First published in 1973, True Detective: A Nathan Heller Novel is author Max Allan Collins' first book in his Nathan Heller series. Since then, he's written 11 more Nathan Heller novels. We're fortunate that it's been reissued as an eBook, as the original and subsequent paperback edition prices have risen.
True Detective is historical fiction, with the fictional private investigator and former Chicago Police Department detective Heller working cases involving real-life historical figures. In fact, nestled among the chapters are pictures of many personalities, clipped from old newspapers or gleaned from dusty archival files.
Collins' book won the 1983 Best Novel Shamus Award from the Private Eye Writers of America.
I love the story's opening line: "I was off-duty at the time, sitting in a speak on South Clark Street, drinking rum out of a coffee cup." It says so much about 1932 Chicago and introduces us to Nathan Heller early in his career as a cop.
Nate quits the police force when he is tricked into being present at an attempt to kill Frank "The Enforcer" Nitti, Al Capone's cousin and heir to the mob. He opens his own private investigation office and is hired by Al Brown (alias for Al Capone) prevent Nitti from hitting Chicago Mayor Anton J. Cermak ("Ten Percent Tony").
The assigned hit man is the same one who killed Alfred "Jake" Lingle, a dirty reporter for the Chicago Tribune, and got away because Nate played the game and helped finger the wrong man when he was just a traffic cop, many years ago.
In what appears to be an unrelated case, Mary Ann Beame, a beautiful woman in the black dress (the stereotypical PI client) hires him to find her lost fraternal twin brother, Jimmy. They quickly become lovers, and take a side trip to her hometown of Davenport, Iowa, where Nate does research on her brother. It turns out that Jimmy was involved in gangland activities more than they thought.

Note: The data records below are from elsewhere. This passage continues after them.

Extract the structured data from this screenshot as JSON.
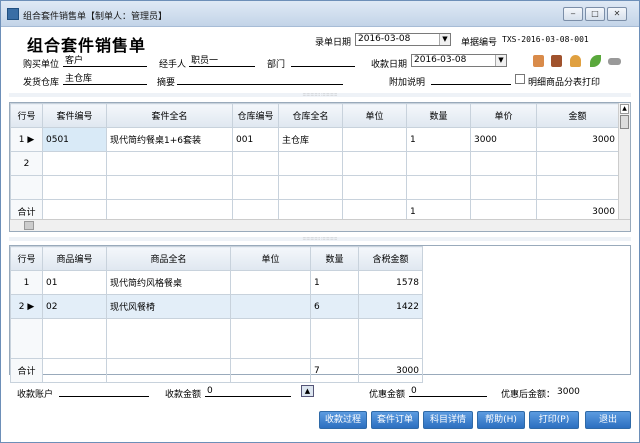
{
  "window": {
    "title": "组合套件销售单【制单人：管理员】",
    "min": "‒",
    "max": "□",
    "close": "✕"
  },
  "header": {
    "title": "组合套件销售单",
    "entry_date_label": "录单日期",
    "entry_date": "2016-03-08",
    "doc_no_label": "单据编号",
    "doc_no": "TXS-2016-03-08-001",
    "buyer_label": "购买单位",
    "buyer": "客户",
    "handler_label": "经手人",
    "handler": "职员一",
    "dept_label": "部门",
    "dept": "",
    "pay_date_label": "收款日期",
    "pay_date": "2016-03-08",
    "warehouse_label": "发货仓库",
    "warehouse": "主仓库",
    "summary_label": "摘要",
    "summary": "",
    "note_label": "附加说明",
    "note": "",
    "detail_print_label": "明细商品分表打印"
  },
  "grid1": {
    "headers": [
      "行号",
      "套件编号",
      "套件全名",
      "仓库编号",
      "仓库全名",
      "单位",
      "数量",
      "单价",
      "金额"
    ],
    "rows": [
      {
        "rn": "1",
        "code": "0501",
        "name": "现代简约餐桌1+6套装",
        "wcode": "001",
        "wname": "主仓库",
        "unit": "",
        "qty": "1",
        "price": "3000",
        "amount": "3000"
      },
      {
        "rn": "2",
        "code": "",
        "name": "",
        "wcode": "",
        "wname": "",
        "unit": "",
        "qty": "",
        "price": "",
        "amount": ""
      }
    ],
    "total_label": "合计",
    "total_qty": "1",
    "total_amount": "3000"
  },
  "grid2": {
    "headers": [
      "行号",
      "商品编号",
      "商品全名",
      "单位",
      "数量",
      "含税金额"
    ],
    "rows": [
      {
        "rn": "1",
        "code": "01",
        "name": "现代简约风格餐桌",
        "unit": "",
        "qty": "1",
        "amount": "1578"
      },
      {
        "rn": "2",
        "code": "02",
        "name": "现代风餐椅",
        "unit": "",
        "qty": "6",
        "amount": "1422"
      }
    ],
    "total_label": "合计",
    "total_qty": "7",
    "total_amount": "3000"
  },
  "footer": {
    "account_label": "收款账户",
    "account": "",
    "received_label": "收款金额",
    "received": "0",
    "discount_label": "优惠金额",
    "discount": "0",
    "after_discount_label": "优惠后金额：",
    "after_discount": "3000"
  },
  "buttons": {
    "process": "收款过程",
    "order": "套件订单",
    "subject": "科目详情",
    "help": "帮助(H)",
    "print": "打印(P)",
    "exit": "退出"
  },
  "colors": {
    "accent": "#2c6fc0",
    "titlebar": "#c3d4e8"
  }
}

Everything comes to a head at the 1933 Chicago World's Fair – “A Century of Progress” – a celebration seen from an "other angle" point of view as to its raison d’etre.
Historical characters make their appearance in True Detective: Edward "Ted" Newberry, Capone’s competitor on Chicago’s Southside; Barney Ross, one of greatest professional prizefighters of the time, top lightweight contender; Gen. Charles G. Dawes, former United States vice president and Chicago banker; Eliot Ness, yes THAT Eliot Ness; and actor George Raft, in town doing personal appearances publicizing "Undercover Man."
True Detective: A Nathan Heller Novel had me from the opening paragraph and didn’t let loose until the “what they did afterwards” conclusion. It’s gripping reading and evokes images of a famous bygone era in United States history.
I’ve already purchased the second Nate Heller novel; it’s on my bookshelf waiting its turn.
Max Allan Collins
AmazonEncore (Paperback, $14.95 list; Kindle edition $4.50)